The first step to programming is choosing a language. Pick a language that can do everything you dream of making a computer do. That way you don’t have to learn a new language just because you want to start a new project.
The big three computer programming languages are Java, C#, and C++. Experienced programmers on all three of these languages can make their computers do anything that other languages can do. That includes: game creation, web application creation, hardware memory access and manipulation, and interfacing with other languages. If you’re interest is programming computers professionally, then there are plenty of jobs for people that know Java, C#, or C++.
C++ is not as popular as it used to be, because it makes many easy tasks hard. C++ requires excessive fine tuning for things like memory management. C++ lives in the realm of low level computing, intensive computer graphics, hardware drivers, and custom memory optimization. It’s a great language if you don’t mind a long difficult learning curve.
C# is mostly a Windows only language. If you never ever ever … ever will want to program for anything but Windows, C# is a great choice. True gurus can make C# work on other types of computers, but for beginning users, that’s a lot of distraction from the process of learning the language. Besides, windows lost the platform wars with the advent of mobile computing. Most computers and devices won’t run C# based programs.
As you become experienced at programming computers, you may pick up several computer languages. In the beginning, it’s easier to stick to one language. For this tutorial, I’ve chosen Java.
Java SE Development Kit (JDK)
The first step to learning Java is getting the free developers kit. Java comes in two flavors, the normal version and the developer’s version. The developer’s version has extra tools and libraries needed to create programs for normal users.

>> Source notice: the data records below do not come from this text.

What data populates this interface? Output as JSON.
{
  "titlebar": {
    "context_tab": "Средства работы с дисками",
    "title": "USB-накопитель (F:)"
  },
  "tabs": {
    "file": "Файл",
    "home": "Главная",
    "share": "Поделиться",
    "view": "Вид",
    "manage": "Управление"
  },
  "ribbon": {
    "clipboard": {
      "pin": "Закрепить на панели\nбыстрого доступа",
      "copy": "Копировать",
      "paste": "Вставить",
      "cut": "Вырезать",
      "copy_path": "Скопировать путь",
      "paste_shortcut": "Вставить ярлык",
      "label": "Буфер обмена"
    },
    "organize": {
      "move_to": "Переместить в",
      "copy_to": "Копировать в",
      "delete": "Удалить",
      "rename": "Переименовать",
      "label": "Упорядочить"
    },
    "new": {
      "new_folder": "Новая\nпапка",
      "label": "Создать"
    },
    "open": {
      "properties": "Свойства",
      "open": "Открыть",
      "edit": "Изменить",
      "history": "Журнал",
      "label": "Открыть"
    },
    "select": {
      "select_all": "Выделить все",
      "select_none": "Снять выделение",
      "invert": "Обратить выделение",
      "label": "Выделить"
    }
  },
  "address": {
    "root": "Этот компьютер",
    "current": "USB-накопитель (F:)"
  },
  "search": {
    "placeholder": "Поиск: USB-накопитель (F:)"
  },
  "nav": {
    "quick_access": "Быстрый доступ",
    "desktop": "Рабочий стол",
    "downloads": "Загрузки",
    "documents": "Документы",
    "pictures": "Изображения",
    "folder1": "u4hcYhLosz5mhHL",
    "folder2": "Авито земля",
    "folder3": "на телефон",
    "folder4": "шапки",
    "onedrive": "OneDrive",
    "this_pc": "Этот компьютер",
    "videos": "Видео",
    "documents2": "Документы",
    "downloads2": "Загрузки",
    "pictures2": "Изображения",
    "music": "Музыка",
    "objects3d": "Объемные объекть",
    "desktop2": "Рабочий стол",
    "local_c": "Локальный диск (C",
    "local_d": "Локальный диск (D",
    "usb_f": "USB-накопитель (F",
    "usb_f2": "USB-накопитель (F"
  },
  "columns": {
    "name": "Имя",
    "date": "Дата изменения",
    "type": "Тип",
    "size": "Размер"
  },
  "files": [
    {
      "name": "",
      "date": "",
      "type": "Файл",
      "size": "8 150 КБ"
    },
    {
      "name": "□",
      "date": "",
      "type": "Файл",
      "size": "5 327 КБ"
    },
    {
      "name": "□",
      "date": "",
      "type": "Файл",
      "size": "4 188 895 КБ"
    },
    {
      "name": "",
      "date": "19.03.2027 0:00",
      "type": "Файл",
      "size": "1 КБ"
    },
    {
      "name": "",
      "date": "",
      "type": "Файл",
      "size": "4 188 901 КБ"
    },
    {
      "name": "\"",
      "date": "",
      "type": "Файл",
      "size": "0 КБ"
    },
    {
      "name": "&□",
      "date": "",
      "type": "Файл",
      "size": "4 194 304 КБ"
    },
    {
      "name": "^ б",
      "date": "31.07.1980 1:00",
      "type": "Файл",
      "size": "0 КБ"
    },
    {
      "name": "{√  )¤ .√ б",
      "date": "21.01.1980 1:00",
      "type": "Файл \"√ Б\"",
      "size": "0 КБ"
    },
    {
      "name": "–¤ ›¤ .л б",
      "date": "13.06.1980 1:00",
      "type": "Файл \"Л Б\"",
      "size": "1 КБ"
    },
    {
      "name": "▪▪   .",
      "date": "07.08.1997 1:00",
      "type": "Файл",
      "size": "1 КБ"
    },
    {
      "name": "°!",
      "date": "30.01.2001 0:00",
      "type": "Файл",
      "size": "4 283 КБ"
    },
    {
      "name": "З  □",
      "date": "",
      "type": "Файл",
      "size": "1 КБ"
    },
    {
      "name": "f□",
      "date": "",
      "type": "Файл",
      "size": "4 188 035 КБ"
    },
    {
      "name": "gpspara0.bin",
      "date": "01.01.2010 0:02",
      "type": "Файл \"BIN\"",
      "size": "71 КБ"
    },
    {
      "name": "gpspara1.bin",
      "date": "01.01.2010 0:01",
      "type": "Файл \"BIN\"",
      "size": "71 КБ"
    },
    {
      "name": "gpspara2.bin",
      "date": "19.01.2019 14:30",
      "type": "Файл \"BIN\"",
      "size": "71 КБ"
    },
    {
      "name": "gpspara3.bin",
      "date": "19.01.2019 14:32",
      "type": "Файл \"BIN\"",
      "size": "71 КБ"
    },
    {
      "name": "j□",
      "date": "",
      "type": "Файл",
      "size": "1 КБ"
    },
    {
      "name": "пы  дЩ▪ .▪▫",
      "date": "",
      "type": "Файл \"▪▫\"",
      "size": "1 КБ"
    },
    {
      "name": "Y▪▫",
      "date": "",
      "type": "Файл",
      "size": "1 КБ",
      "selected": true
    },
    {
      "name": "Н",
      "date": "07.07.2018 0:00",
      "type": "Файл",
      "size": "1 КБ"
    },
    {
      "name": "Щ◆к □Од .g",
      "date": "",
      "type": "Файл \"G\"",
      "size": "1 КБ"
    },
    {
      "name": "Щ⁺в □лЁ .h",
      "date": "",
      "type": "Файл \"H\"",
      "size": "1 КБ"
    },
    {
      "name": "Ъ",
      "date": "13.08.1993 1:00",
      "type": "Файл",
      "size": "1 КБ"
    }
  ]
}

Visit oracle.com to get the java developers kit (JDK). Currently, the link is the JDK download at:
You won’t need the Server JRE or JRE, just the Java SE JDK download. Go ahead and grab a new JDK and follow Oracle’s installation instructions for your computer.
Integrated Development Environment (IDE)
The second step to learning Java is installing one of the many free environments. Computer programming environments are called integrated development environments, or simply IDEs. Java has a whole bunch of good ones.
My favorite Java IDE is Eclipse. It’s free, and can handle tons of languages besides Java. That means that when you venture out into the world beyond Java, you don’t have to give up your familiar IDE.
Grab a copy of Eclipse IDE for Java Developer from eclipse.org. Make sure you install the one meant for your computer.
Your First Java Program
Open up your shiny new Eclipse IDE for Java Developers. In keeping with tradition, you’ll start by making a “Hello World” application. Don’t let all the bells and whistles of Eclipse scare you. You’ll learn to love them eventually, but for now their’s a whole lot of windows, buttons, and menus. They can be distracting and intimidating. Don’t stress.
If Eclipse asks for a path to your workspace, just select the default location, or create a folder somewhere and select that folder. A workspace is just a directory that holds your work. Nothing mystical about it.
The first time you open Eclipse, you see the Welcome screen. You can explore this screen any time you want from the menu by selecting Help->Welcome. For now close it by clicking the X on the Welcome tab.
After closing the Welcome screen, you will see a completely empty Eclipse workspace. It looks something like the following.
Create a new Java project by selecting File->New->Java Project from the menu. Set the project name to helloworld in the Project name field of the New Java Project dialog, then click Finish. Now you should see a new Java project named helloworld in the Package Explorer on the left hand of your workspace.
Select the src folder in the helloworld Java project. Create a new Java class by selecting File->New->Class. Name the class HelloWorld (with no spaces). Make sure that public static void main(String args) is checked. Then click Finish.
You should now have a HelloWorld.java file displayed in the center of your workspace.
Find the TODO comment:
Replace it with a command to print Hello World!
The entire HelloWorld.java file should read:
From the menu, select Run->Run. At the bottom of the workspace, a new tab should open called Console. In that console you should now see the words, Hello World!
The big three computer programming languages are C#, C++, and Java. C# is somewhat limited to Windows computers. C++ is complex, but great for demanding low-level programming. Java combines the platform independence of C++ and the ease of use found in C#.
To program Java, download a JDK from oracle.com and an Eclipse IDE for Java Developers from eclipse.org. Choose a folder for your workspace, create a new project, and create a class with a main method to program in. Setting up and running a simple Hello World application takes little effort at all.